God is not served by human hands . . .
Nor is he served by human hands, as though he needed anything, since he himself gives to all mankind life and breath and everything.(Acts 17:25)
For even the Son of Man came not to be served but to serve, and to give his life as a ransom for many.(Mark 10:45)
In all our labors we realize a desperate need to be served by God before our serving Him and in our serving Him. Very close to the center of our philosophy of ministry is the word from 1 Peter 4:11: "Whoever speaks, as one who speaks oracles of God; whoever serves, as one who serves by the strength that God supplies--in order that in everything God may be glorified through Jesus Christ. To him belong glory and dominion forever and ever. Amen." If we are to do all things for the glory of God, we must learn how to be served by God in our serving.

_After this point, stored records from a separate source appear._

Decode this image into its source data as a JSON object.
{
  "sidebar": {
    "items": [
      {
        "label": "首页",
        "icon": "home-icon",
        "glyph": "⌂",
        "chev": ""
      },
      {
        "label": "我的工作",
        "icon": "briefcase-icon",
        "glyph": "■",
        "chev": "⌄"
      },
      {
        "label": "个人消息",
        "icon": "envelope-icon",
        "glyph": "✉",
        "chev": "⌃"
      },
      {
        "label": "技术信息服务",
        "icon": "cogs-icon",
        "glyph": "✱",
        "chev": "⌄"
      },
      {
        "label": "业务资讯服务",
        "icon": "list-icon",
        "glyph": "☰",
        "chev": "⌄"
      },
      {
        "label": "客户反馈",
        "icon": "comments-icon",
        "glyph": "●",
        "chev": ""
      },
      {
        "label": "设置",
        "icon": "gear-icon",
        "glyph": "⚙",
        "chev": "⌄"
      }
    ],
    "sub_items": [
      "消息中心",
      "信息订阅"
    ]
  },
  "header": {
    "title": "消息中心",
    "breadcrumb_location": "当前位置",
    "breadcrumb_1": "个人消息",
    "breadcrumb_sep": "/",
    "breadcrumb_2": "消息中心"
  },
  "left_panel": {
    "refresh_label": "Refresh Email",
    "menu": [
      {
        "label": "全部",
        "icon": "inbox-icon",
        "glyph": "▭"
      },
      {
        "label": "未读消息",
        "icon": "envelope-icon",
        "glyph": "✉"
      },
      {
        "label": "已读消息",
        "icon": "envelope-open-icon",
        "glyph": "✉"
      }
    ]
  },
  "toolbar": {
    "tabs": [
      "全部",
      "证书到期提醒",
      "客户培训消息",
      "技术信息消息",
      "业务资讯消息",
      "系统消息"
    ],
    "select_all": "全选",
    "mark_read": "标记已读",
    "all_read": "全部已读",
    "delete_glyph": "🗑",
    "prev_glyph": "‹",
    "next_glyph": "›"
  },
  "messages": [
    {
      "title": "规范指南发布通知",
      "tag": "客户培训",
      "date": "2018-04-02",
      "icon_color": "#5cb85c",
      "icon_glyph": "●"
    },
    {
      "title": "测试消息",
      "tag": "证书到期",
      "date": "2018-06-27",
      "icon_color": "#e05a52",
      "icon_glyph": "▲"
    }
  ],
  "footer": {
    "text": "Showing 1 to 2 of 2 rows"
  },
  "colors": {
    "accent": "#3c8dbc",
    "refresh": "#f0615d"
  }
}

This is why all our teaching and ministry is bathed in prayer. "Call upon Me in the day of trouble; I will deliver you, and you shall glorify Me" (Psalm 50:15). Calling on God is the way we glorify God in our study. Prayer is our expression of desperate need for God in all study and teaching and preaching and pastoral labor. We cannot study aright without prayer. "Open my eyes, that I may behold wondrous things out of Your law" (Psalm 119:18). We cannot see spiritual wonder and beauty without God's Spirit helping us in answer to prayer. Prayer is the confession that we are not God but depend on the true God every moment of our study. He must serve us in our serving Him, or we will dishonor Him and destroy ourselves.
We do yield to the tension between academic rigor and spiritual passion expressed in prayer. We agree with Benjamin Warfield when he wrote, "Sometimes we hear it said that ten minutes on your knees will give you a truer, deeper, more operative knowledge of God than ten hours over your books. 'What!' is the appropriate response, 'more than ten hours over your books, on your knees?'" (The Religious Life of Theological Students, in Mark Noll, The Princeton Theology, Grand Rapids: Baker Book House, 1983, p. 262)
To read the Bethlehem Elder Affirmation of Faith which is ascribed to by the TBI Board and the core faculty, click on this link: Bethlehem Baptist Church Elder Affirmation of Faith.